The past reaches to the future, a utopian vision manifested in 4 bars looped forever. The future reads the past, searching for lost futures. The whole comp is incredible but zuli's more than any other captures the duality of hardcore; ecstasy and agony paired in an exhilarating assault that punishes ego, wiping away everything and replacing it with the unrelenting beat.
Favorite track: 3ankaboot.
Is this the sound of the future or fragments of the past coming back to haunt us? Is a remix of a classic thirty years after the fact an exercise in hauntology or a time loop closing? When hardcore came bowling out of the UK underground, it was sci-fi postulating rendered on wax, but it also reflected an inescapable reality at street level. Idealist, escapologist music that said as much about decades of inner city pressure as it did about outer space fantasies. A sweet refrain underpinned by a necessary ruffness, the elegant ballet of a break dissected 16 different ways over 16 bars, the protest pulse of the subs carrying the torch from one soundsystem culture to another.
What hardcore successfully struck on was so definably alien it set a new paradigm which has been cast back and forth in dialogue ever since. Whole scenes have risen and receded around these principles, and the constant remains – masses of bass carrying angular rhythms, unnerving echo chambers of disembodied voices and moments of staggering beauty and masterful ugliness. These principles have a universal appeal that burns bright generation to generation, never seemingly diminishing but rather fortifying with time. Sometimes a surge of inspiration finds the principles reinterpreted in head-spinning new ways, but the ethic remains the same.
Those shaky, intrepid years of lo-fi samplers and narrow band broadcasts were defined by their lack of definition. Take a punt on a rare groove lick and work out how to get the low end louder. Then everything got organised – in the face of mass appeal scenes started splintering and preferences catered to. It may not have been a force for unity, but it engendered more intensive investigation. Years of scenes, styles, subgenres, niches, furrows, corridors, avenues, detours, each more hyper-specific than the last. Eventually though, everything breaks down so much it all becomes one mass again – a constant cross-contamination between these intensely cultivated strains, creating ever more potent hybrids that simply feed back into the temporal swirl.
Hardcore has survived three decades. Will it never die? Mutate to survive, as the saying goes. There were outliers back then who remain misfits now, and it’s hard to tell whether what they’re making now is so different to what they were making then. Maybe the machines are slightly smarter, but they just find ways to rough the sound up elsewhere in the signal chain. What rings true is the sound hasn’t aged – in the right hands it still jabs at the frontal lobe and tickles the pleasure receptors with ferocious precision.

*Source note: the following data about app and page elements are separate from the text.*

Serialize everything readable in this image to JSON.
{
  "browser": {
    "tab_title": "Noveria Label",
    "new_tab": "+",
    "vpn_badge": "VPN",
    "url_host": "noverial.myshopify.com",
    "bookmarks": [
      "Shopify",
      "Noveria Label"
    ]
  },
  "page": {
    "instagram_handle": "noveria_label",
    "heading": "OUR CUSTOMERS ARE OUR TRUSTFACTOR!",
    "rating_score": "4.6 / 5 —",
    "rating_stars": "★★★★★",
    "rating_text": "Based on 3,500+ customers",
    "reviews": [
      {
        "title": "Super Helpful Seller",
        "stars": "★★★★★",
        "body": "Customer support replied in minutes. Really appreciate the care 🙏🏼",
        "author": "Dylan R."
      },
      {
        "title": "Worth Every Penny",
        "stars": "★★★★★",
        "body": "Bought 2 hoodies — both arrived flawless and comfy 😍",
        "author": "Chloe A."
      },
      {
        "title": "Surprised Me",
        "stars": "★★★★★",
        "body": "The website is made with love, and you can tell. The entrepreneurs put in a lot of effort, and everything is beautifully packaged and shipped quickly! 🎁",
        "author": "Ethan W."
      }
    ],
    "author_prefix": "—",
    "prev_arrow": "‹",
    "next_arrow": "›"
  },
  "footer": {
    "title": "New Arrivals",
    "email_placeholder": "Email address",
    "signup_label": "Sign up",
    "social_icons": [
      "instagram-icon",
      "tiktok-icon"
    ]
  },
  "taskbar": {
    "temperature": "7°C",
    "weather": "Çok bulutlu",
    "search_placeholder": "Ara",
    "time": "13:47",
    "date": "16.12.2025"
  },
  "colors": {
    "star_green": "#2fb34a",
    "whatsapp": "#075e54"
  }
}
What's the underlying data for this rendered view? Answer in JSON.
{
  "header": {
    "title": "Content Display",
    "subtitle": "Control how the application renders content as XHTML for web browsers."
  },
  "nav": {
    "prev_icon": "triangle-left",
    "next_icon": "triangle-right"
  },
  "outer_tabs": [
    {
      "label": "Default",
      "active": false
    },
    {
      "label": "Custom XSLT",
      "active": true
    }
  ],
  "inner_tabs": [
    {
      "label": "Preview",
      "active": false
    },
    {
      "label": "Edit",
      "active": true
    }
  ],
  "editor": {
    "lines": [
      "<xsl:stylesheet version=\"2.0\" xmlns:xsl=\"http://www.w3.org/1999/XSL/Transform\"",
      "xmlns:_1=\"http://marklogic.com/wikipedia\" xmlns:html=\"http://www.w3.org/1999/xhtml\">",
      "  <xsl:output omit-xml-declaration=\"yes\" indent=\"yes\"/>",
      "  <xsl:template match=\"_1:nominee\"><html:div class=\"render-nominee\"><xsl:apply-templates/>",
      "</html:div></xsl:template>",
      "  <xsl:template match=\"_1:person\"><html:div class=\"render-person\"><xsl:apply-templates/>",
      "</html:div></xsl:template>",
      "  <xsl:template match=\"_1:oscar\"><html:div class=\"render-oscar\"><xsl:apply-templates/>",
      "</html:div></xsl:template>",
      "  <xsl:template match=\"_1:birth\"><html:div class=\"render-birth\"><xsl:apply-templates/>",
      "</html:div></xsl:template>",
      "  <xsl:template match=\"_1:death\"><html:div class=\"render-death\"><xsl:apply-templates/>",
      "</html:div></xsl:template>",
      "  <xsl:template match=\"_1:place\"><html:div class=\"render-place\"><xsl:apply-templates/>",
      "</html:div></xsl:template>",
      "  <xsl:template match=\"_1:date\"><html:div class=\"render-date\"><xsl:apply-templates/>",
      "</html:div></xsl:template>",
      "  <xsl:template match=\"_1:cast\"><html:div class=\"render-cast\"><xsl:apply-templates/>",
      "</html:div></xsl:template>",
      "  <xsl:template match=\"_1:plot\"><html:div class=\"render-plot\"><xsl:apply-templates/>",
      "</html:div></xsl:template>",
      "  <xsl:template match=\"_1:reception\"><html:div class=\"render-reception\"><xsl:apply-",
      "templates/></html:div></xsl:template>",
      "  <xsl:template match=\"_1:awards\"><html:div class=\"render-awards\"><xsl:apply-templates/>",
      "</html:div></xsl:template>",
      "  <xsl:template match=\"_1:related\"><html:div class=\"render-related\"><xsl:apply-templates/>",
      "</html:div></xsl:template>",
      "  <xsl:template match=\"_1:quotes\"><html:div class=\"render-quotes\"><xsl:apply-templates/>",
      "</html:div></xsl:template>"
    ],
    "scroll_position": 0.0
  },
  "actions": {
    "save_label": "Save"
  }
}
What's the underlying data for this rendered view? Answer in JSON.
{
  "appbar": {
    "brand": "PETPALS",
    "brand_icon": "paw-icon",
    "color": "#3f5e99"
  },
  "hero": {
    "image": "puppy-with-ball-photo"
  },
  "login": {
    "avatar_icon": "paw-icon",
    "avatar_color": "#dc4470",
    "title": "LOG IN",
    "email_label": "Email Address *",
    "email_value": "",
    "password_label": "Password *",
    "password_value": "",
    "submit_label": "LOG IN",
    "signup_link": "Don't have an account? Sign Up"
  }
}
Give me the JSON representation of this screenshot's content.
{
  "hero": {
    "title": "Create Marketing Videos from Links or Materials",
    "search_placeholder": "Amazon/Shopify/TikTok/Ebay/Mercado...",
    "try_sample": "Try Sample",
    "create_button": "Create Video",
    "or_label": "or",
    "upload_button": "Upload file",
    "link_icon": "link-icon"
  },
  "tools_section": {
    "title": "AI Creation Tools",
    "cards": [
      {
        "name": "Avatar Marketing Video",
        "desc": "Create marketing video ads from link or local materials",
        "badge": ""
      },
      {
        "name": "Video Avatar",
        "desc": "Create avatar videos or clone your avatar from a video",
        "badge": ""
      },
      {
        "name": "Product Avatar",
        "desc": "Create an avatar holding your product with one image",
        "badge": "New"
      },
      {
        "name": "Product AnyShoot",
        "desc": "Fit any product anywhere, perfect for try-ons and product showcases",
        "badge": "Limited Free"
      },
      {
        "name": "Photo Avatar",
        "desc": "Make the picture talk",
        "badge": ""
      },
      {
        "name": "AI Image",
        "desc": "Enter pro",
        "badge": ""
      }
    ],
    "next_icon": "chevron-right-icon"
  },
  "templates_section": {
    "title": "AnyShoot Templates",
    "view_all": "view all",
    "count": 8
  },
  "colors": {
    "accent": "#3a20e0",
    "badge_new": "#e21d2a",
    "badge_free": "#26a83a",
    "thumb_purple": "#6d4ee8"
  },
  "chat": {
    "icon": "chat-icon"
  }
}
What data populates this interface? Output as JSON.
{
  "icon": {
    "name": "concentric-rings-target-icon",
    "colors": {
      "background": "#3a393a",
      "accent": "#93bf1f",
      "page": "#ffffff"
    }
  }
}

If anything the passing of time has only helped filter out the filler. True ‘ardcore evangelists have had longer to ruminate on the sound – what maximises the potency, what dulls the impact. Tempo and aggression are not the only tools to devastate a dancer – they rushed in an upward curve for years, to dubious ends. Now you might as likely be rolling at a sedantry 130 as tearing your face off at 180.
The clattering of breaks remain an imperfect vessel for these weird juxtapositions. There’s no standard backbone, no unanimous groove. Depending on the angle of the edit, the same two boom-baps can come out looking so different as to be unrelated. There might not even be any original breaks left in there. An amen begat a tramen begat the sound of a chair being thrown down the stairs. The pool of cultural codes remains open and accessible though – the call of the loom bird is not off limits, and neither are any of the unlicensed licks that hit the streets on the first sample CDs. Make the tune hot enough, you can use what you like.
Of course tired snobbery prevails amongst revivalists who would sneer at anything made after 1996 (or 1994, or 1992 – choose your flavour), but as a cultural movement hardcore (and its many wayward offspring) is as inclusive as it’s ever been. It’s about the joy of splicing, bricolage, the cheeky punt that leads to something profound. But more importantly, it’s about the culture of those who made it – an honest expression of the times, which go in cycles outside the sound not dissimilar to the ones within it.